If you are a sole trader or are thinking of becoming one here is all the vital information you need to understand to be a success
First off the basics..
What even is a sole trader?
A sole trader business is one of the simplest types of businesses to set up and run.
A sole trader can be defined as one person who is solely responsible for the business. The business is set up under the persons name and that person is entitle to keep all of the profit. However, the business is also responsible for all debts and tax owed.
What are the benefits to being a sole trader?
· Simple to operate
· The profits are yours to keep
· You don’t have to deal with Companies House, just HMRC
· It is cheaper
· Easy to set up. Easy to close down.
What are the disadvantages to being a sole trade?
· You are personally liable for the debts and taxes owed by the business
· If your profitable are reasonable then it can be less tax efficient to trade as a sole trader
All the details you need to know on registering as self-employed

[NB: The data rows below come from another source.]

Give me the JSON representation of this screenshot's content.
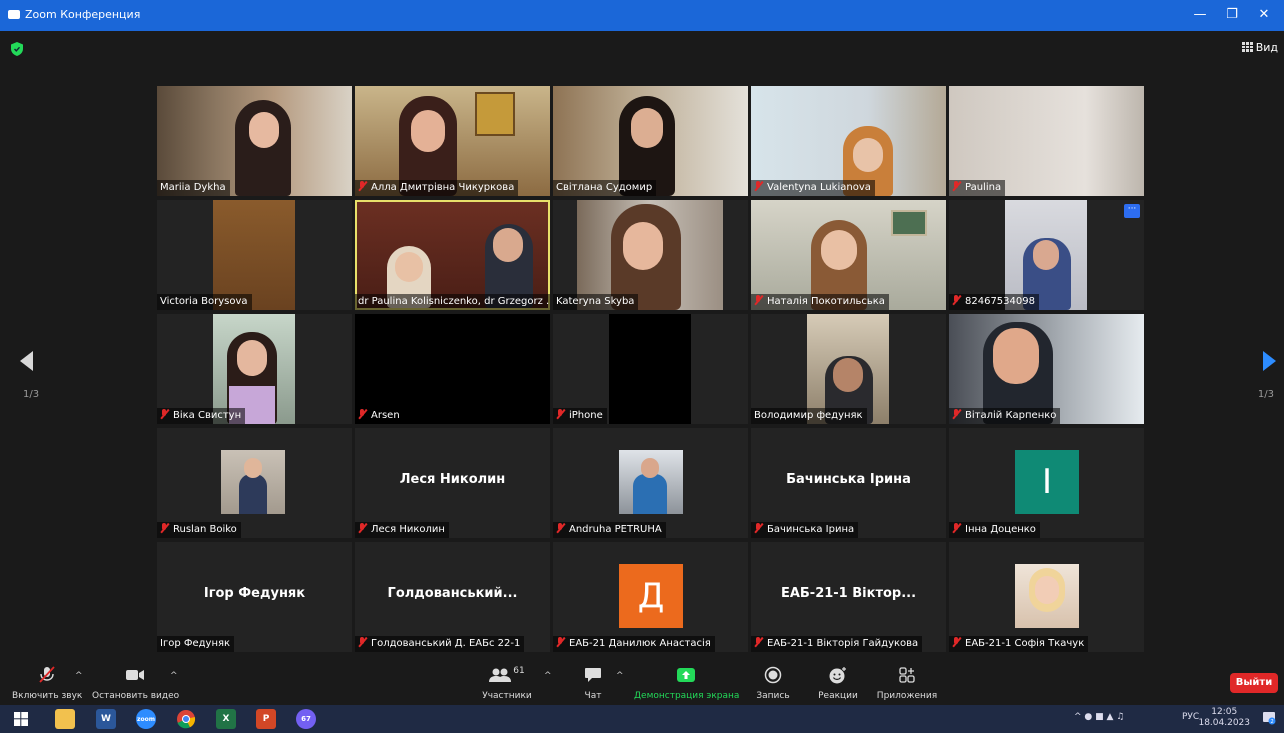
{
  "window": {
    "title": "Zoom Конференция",
    "controls": [
      "—",
      "❐",
      "✕"
    ]
  },
  "header": {
    "view_label": "Вид"
  },
  "pagination": {
    "left": "1/3",
    "right": "1/3"
  },
  "participants": [
    {
      "name": "Mariia Dykha",
      "muted": false
    },
    {
      "name": "Алла Дмитрівна Чикуркова",
      "muted": true
    },
    {
      "name": "Світлана Судомир",
      "muted": false
    },
    {
      "name": "Valentyna Lukianova",
      "muted": true
    },
    {
      "name": "Paulina",
      "muted": true
    },
    {
      "name": "Victoria Borysova",
      "muted": false
    },
    {
      "name": "dr Paulina Kolisniczenko, dr Grzegorz ...",
      "muted": false,
      "active_speaker": true
    },
    {
      "name": "Kateryna Skyba",
      "muted": false
    },
    {
      "name": "Наталія Покотильська",
      "muted": true
    },
    {
      "name": "82467534098",
      "muted": true,
      "more": "···"
    },
    {
      "name": "Віка Свистун",
      "muted": true
    },
    {
      "name": "Arsen",
      "muted": true
    },
    {
      "name": "iPhone",
      "muted": true
    },
    {
      "name": "Володимир федуняк",
      "muted": false
    },
    {
      "name": "Віталій Карпенко",
      "muted": true
    },
    {
      "name": "Ruslan Boiko",
      "muted": true
    },
    {
      "name": "Леся Николин",
      "muted": true,
      "big_name": "Леся Николин"
    },
    {
      "name": "Andruha PETRUHA",
      "muted": true
    },
    {
      "name": "Бачинська Ірина",
      "muted": true,
      "big_name": "Бачинська Ірина"
    },
    {
      "name": "Інна Доценко",
      "muted": true,
      "avatar_letter": "I"
    },
    {
      "name": "Ігор Федуняк",
      "muted": false,
      "big_name": "Ігор Федуняк"
    },
    {
      "name": "Голдованський Д. ЕАБс 22-1",
      "muted": true,
      "big_name": "Голдованський..."
    },
    {
      "name": "ЕАБ-21 Данилюк Анастасія",
      "muted": true,
      "avatar_letter": "Д"
    },
    {
      "name": "ЕАБ-21-1 Вікторія Гайдукова",
      "muted": true,
      "big_name": "ЕАБ-21-1 Віктор..."
    },
    {
      "name": "ЕАБ-21-1 Софія Ткачук",
      "muted": true
    }
  ],
  "toolbar": {
    "unmute": "Включить звук",
    "stop_video": "Остановить видео",
    "participants": "Участники",
    "participants_count": "61",
    "chat": "Чат",
    "share_screen": "Демонстрация экрана",
    "record": "Запись",
    "reactions": "Реакции",
    "apps": "Приложения",
    "leave": "Выйти",
    "caret": "^"
  },
  "taskbar": {
    "word_label": "W",
    "zoom_label": "zoom",
    "excel_label": "X",
    "ppt_label": "P",
    "viber_badge": "67",
    "tray_lang": "РУС",
    "time": "12:05",
    "date": "18.04.2023",
    "notif_count": "2"
  },
  "colors": {
    "accent_blue": "#1b67d8",
    "share_green": "#23d959",
    "leave_red": "#e02828",
    "active_speaker": "#e8e06a"
  }
}
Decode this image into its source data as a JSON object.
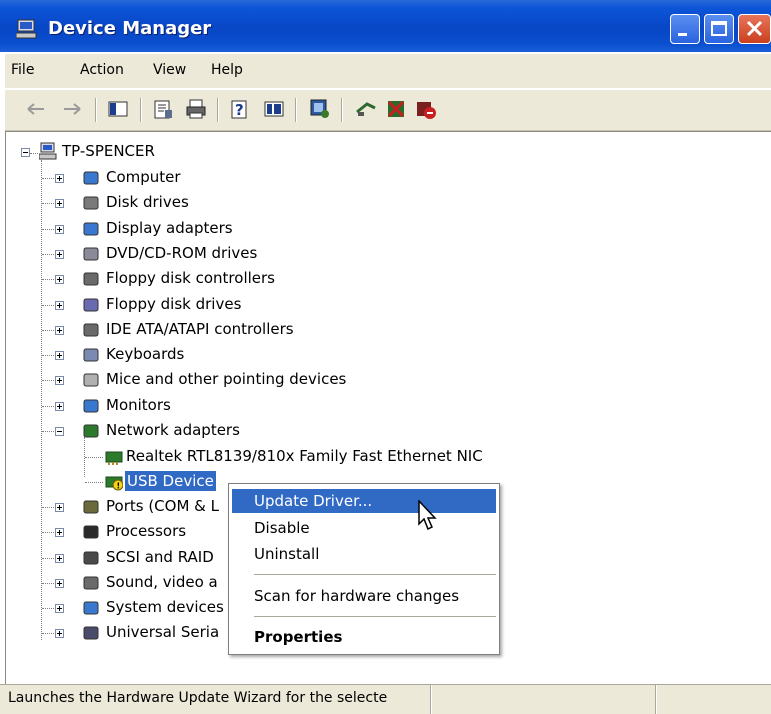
{
  "window": {
    "title": "Device Manager"
  },
  "menu": [
    "File",
    "Action",
    "View",
    "Help"
  ],
  "toolbar_icons": [
    "back-arrow-icon",
    "forward-arrow-icon",
    "show-hide-tree-icon",
    "properties-icon",
    "print-icon",
    "help-icon",
    "view-icon",
    "scan-hardware-icon",
    "update-driver-icon",
    "disable-device-icon",
    "uninstall-device-icon"
  ],
  "tree": {
    "root": "TP-SPENCER",
    "categories": [
      "Computer",
      "Disk drives",
      "Display adapters",
      "DVD/CD-ROM drives",
      "Floppy disk controllers",
      "Floppy disk drives",
      "IDE ATA/ATAPI controllers",
      "Keyboards",
      "Mice and other pointing devices",
      "Monitors",
      "Network adapters",
      "Ports (COM & L",
      "Processors",
      "SCSI and RAID",
      "Sound, video a",
      "System devices",
      "Universal Seria"
    ],
    "network_children": [
      "Realtek RTL8139/810x Family Fast Ethernet NIC",
      "USB Device"
    ]
  },
  "context_menu": {
    "items": [
      "Update Driver...",
      "Disable",
      "Uninstall",
      "Scan for hardware changes",
      "Properties"
    ],
    "highlighted": "Update Driver..."
  },
  "status": "Launches the Hardware Update Wizard for the selecte",
  "colors": {
    "titlebar": "#0846c5",
    "selection": "#316ac5",
    "chrome": "#ece9d8"
  }
}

If you’ve decided to start working for yourself, you must inform HMRC. It is best to register with the HMRC as so as you start trading. However you are allowed to trade for up to 3 months before HMRC can issue penalties for late registration.
What is a UTR number?
A UTR number is a reference that is issued to you as a taxpayer. You will need to quote this number whenever you are in correspondence with the HMRC.
Book keeping is a term used to describe the process in which a record is kept of the transactions, which have taken place within a business, such as income earned and expenditure.
What expenses can you claim?
· Staff costs and wages
· Motor expenses
· Materials and goods that you sell
· Use of your home as an office
· Repairs and renewals
· Admin costs
· Advertising and marketing costs
· Business insurances
· Memberships and subscription fees
· Work Clothing
· Professional fees
· Travel and subsistence
· Bank Charges and interest
· Capital expenditure
It is not a legal requirement to have a sole trader bank account. However, we strongly recommend that you do open a business account and use it solely for your business transactions. Separating your personal and business transactions will mean that your bookkeeping is much more straight forward.
When is the tax year?
The tax year is the period on which you are taxed by the HMRC. In the UK, the tax year is 6th April to 5th April each year. This is in some cases different due to the sole trader starting to trade part way through a tax year and opting to do their year-end to be one year from the date of commencement.
How much tax and national insurance will a sole trader have to pay?
Every person in the UK is entitled to a tax-free allowance. This is the amount of profit that can be earned before a tax payable. Over the allowances the rates are 20% (which can increase to 40% above another threshold) and 9% national insurance.
These rates can change so stay up to date by check the HMRC official site.
How can a sole trader take money from my business?
As a sole trader the profits generated from the business belong to you. You can simply take the money you need from the business as and when you like. However, it is wise to set aside a portion of your profits to cover your tax bill.
Registering as an employer?
If you take on an employee you will need to register as an employer with the HMRC straight away and start running payroll.